What this task involves: Among the records, which lines include "nQueues"? List them.

Stored data:
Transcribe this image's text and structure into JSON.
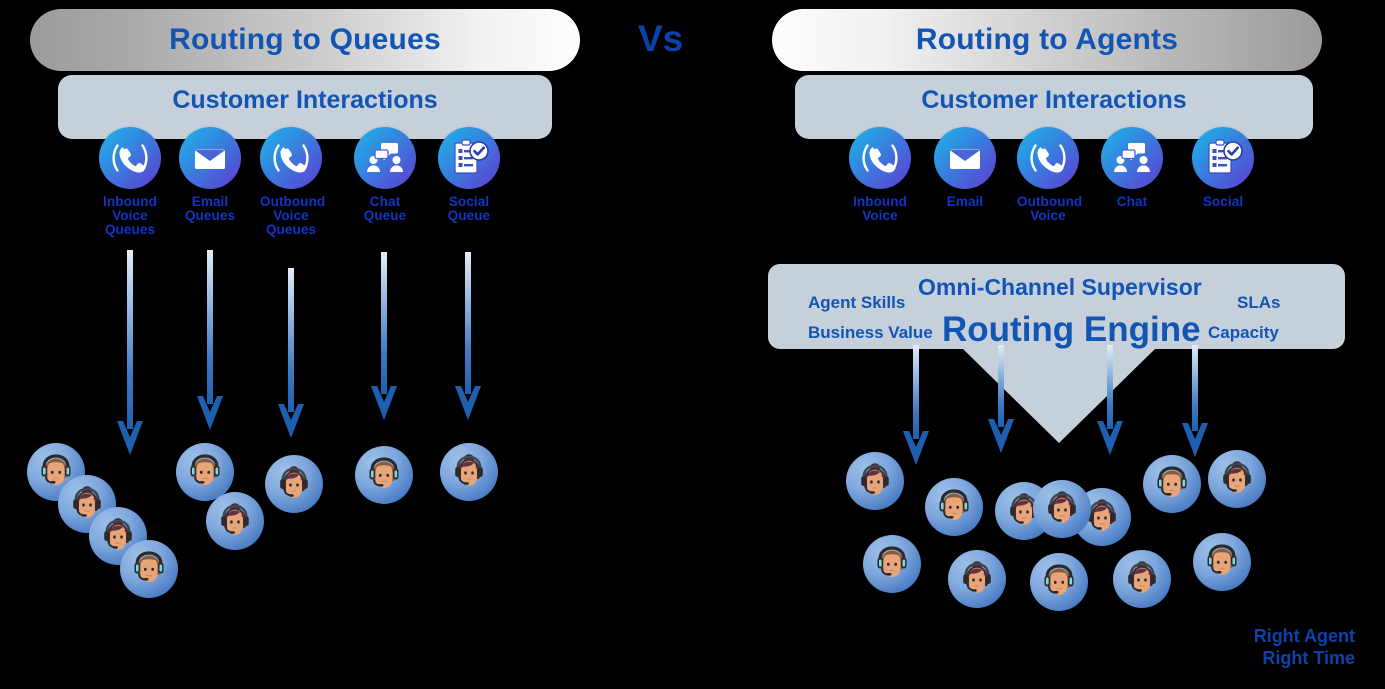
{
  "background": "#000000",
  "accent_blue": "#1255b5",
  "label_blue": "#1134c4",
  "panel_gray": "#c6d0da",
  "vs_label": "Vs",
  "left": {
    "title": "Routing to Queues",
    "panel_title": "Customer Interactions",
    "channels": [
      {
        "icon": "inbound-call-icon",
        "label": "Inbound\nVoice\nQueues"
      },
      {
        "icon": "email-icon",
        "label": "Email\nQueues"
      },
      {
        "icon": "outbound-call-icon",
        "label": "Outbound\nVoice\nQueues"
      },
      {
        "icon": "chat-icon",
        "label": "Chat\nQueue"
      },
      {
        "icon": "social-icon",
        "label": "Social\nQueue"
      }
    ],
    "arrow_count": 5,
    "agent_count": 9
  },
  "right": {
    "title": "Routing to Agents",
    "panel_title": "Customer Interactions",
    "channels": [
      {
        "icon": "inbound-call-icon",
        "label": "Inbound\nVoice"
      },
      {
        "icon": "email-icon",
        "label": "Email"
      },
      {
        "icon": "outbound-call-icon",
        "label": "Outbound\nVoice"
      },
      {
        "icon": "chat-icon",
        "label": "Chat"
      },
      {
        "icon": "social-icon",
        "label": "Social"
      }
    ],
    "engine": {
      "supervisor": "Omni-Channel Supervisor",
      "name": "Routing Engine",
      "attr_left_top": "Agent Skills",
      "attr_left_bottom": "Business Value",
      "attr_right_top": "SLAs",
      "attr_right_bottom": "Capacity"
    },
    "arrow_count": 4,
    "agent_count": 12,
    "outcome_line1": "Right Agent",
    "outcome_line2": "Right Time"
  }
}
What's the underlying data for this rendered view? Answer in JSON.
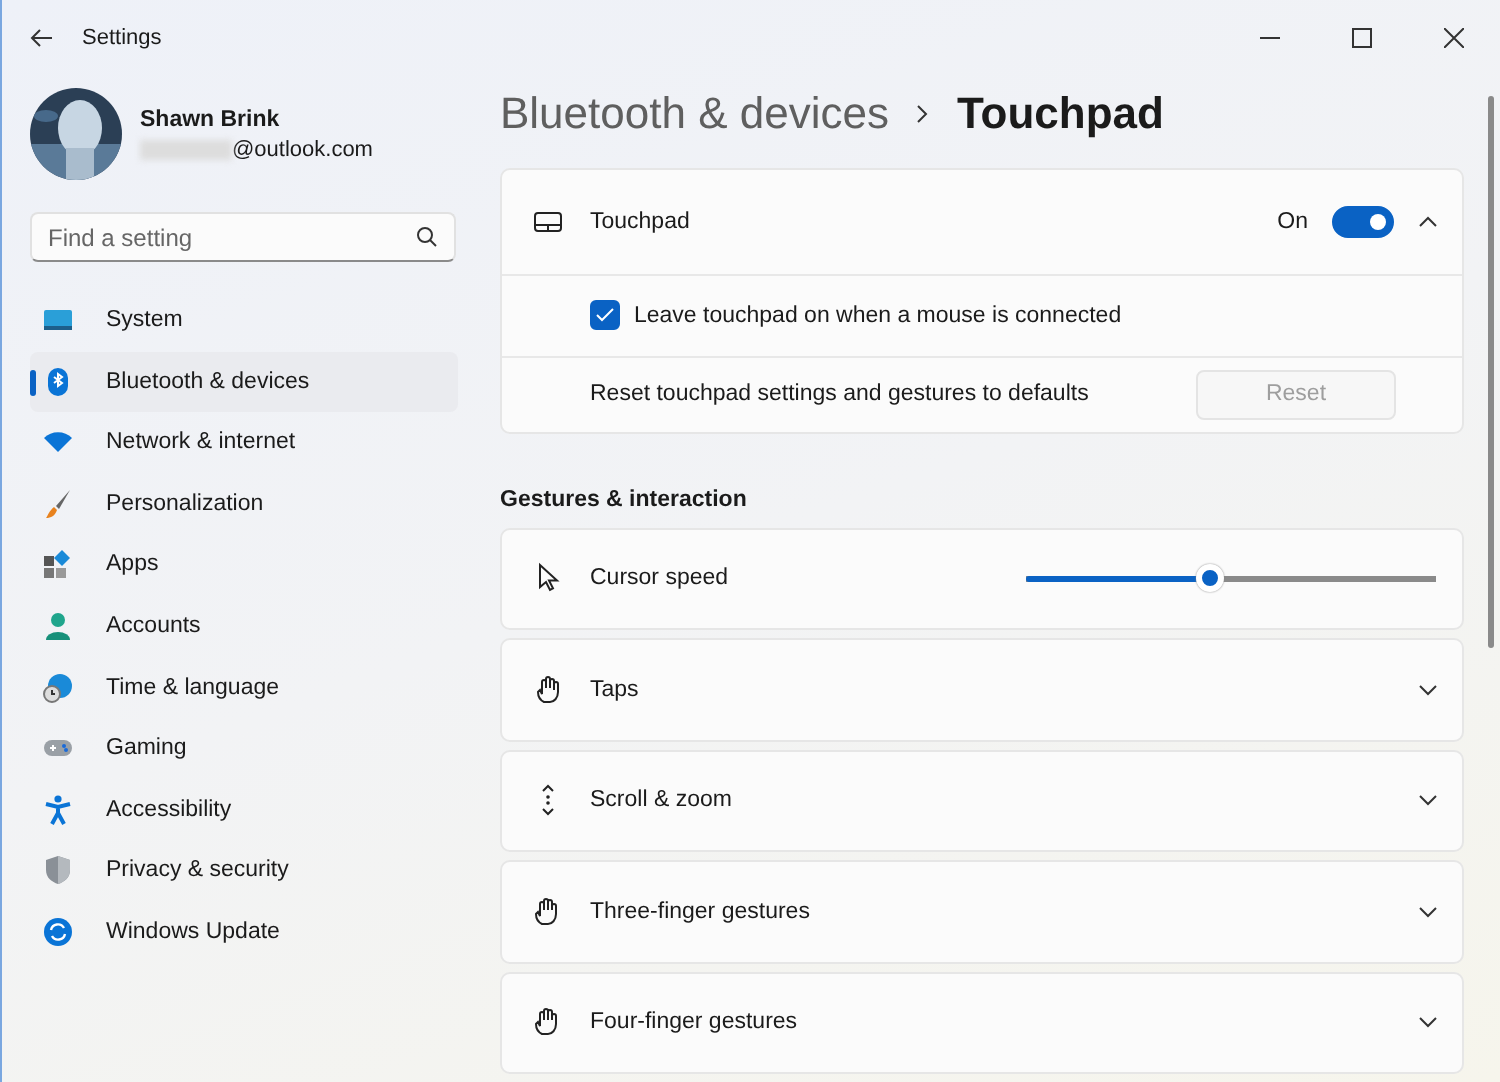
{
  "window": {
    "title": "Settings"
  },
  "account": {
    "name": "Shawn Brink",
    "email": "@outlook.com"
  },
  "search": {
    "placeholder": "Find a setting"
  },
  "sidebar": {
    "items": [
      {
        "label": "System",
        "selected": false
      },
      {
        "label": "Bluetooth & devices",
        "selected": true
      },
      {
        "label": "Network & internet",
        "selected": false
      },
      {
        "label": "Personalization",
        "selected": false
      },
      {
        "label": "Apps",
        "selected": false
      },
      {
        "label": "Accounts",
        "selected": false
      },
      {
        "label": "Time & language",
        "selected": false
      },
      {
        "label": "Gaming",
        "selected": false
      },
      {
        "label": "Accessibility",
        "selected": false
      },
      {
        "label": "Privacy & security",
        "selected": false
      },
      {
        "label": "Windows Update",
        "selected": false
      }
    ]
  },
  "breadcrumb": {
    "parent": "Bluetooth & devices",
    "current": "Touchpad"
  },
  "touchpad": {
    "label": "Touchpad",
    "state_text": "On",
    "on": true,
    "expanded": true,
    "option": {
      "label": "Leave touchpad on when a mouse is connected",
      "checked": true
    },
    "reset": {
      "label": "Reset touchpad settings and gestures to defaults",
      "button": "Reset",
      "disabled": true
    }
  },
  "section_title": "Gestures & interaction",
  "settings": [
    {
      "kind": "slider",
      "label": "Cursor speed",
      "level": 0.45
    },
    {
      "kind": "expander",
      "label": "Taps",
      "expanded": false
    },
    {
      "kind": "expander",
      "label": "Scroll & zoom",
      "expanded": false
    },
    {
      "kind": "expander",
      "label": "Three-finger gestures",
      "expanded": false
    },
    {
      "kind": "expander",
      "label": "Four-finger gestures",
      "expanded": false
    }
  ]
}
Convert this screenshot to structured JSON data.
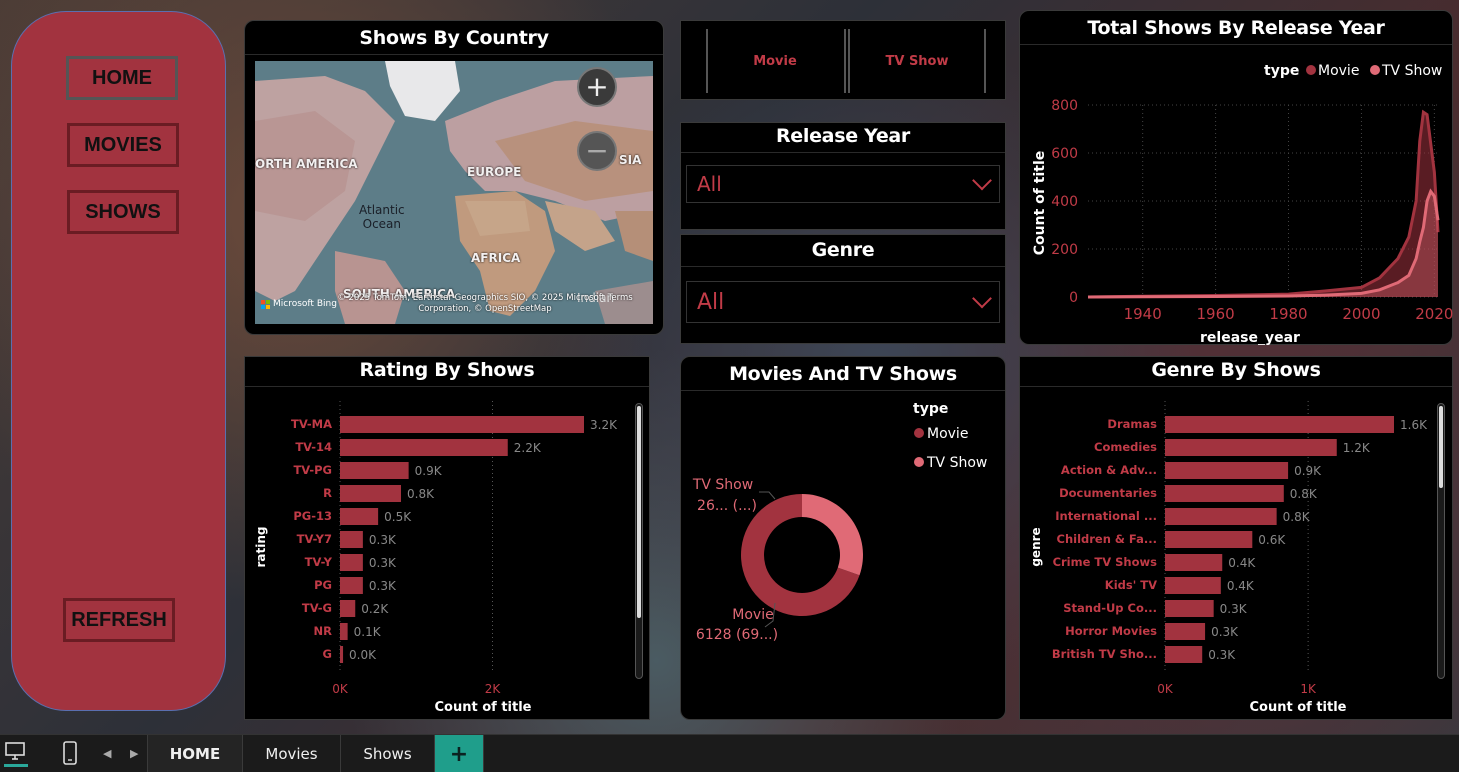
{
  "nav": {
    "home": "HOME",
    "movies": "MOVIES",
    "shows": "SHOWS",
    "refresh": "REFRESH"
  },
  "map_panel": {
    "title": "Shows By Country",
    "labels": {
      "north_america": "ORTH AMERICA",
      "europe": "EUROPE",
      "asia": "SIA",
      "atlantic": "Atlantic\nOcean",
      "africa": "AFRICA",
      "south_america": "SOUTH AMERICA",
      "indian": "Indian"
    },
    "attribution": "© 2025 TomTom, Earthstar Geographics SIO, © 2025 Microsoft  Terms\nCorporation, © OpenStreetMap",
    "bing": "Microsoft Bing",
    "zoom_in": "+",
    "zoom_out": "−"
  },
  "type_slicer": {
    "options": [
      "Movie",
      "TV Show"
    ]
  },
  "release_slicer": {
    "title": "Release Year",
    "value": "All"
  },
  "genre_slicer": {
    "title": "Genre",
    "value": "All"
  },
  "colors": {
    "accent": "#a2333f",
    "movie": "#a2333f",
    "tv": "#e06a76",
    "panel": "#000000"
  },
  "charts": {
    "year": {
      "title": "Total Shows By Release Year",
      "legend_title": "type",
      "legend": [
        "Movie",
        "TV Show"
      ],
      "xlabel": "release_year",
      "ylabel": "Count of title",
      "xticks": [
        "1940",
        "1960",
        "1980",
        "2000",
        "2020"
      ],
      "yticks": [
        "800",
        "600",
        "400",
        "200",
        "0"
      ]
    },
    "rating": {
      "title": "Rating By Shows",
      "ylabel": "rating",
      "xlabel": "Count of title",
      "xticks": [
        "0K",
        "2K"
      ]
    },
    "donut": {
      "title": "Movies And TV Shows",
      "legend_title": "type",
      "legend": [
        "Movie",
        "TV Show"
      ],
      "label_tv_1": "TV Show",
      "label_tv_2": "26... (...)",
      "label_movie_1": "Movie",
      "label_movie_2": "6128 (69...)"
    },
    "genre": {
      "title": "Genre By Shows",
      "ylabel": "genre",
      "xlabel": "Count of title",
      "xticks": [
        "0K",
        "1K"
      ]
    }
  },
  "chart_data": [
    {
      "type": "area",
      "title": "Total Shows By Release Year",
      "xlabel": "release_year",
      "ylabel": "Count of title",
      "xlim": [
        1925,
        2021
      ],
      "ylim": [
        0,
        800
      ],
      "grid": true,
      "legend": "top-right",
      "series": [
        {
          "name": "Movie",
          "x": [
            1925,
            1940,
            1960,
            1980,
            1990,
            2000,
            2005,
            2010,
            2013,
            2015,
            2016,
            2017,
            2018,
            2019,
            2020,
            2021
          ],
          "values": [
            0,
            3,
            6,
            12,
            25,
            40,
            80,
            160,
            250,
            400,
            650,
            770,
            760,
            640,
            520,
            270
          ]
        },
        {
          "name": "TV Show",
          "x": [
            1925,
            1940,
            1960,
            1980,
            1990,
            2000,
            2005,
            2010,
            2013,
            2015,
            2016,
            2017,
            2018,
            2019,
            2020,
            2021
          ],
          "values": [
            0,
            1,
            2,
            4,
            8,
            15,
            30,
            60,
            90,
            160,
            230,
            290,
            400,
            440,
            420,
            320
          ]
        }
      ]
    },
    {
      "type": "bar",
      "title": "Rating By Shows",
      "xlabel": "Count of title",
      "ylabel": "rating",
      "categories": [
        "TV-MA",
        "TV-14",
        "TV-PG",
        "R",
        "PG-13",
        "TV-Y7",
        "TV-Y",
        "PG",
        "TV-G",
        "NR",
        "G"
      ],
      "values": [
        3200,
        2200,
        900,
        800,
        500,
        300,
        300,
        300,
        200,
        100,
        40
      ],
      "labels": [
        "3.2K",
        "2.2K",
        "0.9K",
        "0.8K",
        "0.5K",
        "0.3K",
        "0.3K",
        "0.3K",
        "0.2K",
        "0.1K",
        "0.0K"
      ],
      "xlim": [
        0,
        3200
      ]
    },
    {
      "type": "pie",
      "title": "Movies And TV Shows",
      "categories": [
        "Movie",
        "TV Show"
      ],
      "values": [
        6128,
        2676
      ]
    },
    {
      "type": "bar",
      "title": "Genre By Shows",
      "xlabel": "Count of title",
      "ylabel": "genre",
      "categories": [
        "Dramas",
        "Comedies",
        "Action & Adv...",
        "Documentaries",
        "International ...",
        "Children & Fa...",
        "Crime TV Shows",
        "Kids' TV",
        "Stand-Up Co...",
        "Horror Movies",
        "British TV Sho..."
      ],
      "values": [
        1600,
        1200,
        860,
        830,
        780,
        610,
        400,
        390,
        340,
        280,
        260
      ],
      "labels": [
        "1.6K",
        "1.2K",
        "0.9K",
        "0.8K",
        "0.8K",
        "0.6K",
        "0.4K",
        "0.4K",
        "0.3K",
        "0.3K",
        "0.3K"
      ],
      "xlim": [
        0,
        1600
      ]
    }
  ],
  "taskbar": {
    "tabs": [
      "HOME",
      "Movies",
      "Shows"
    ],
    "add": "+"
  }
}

Reply to the task:
        "label": "Inbound\nVoice\nQueues"
        "label": "Email\nQueues"
        "label": "Outbound\nVoice\nQueues"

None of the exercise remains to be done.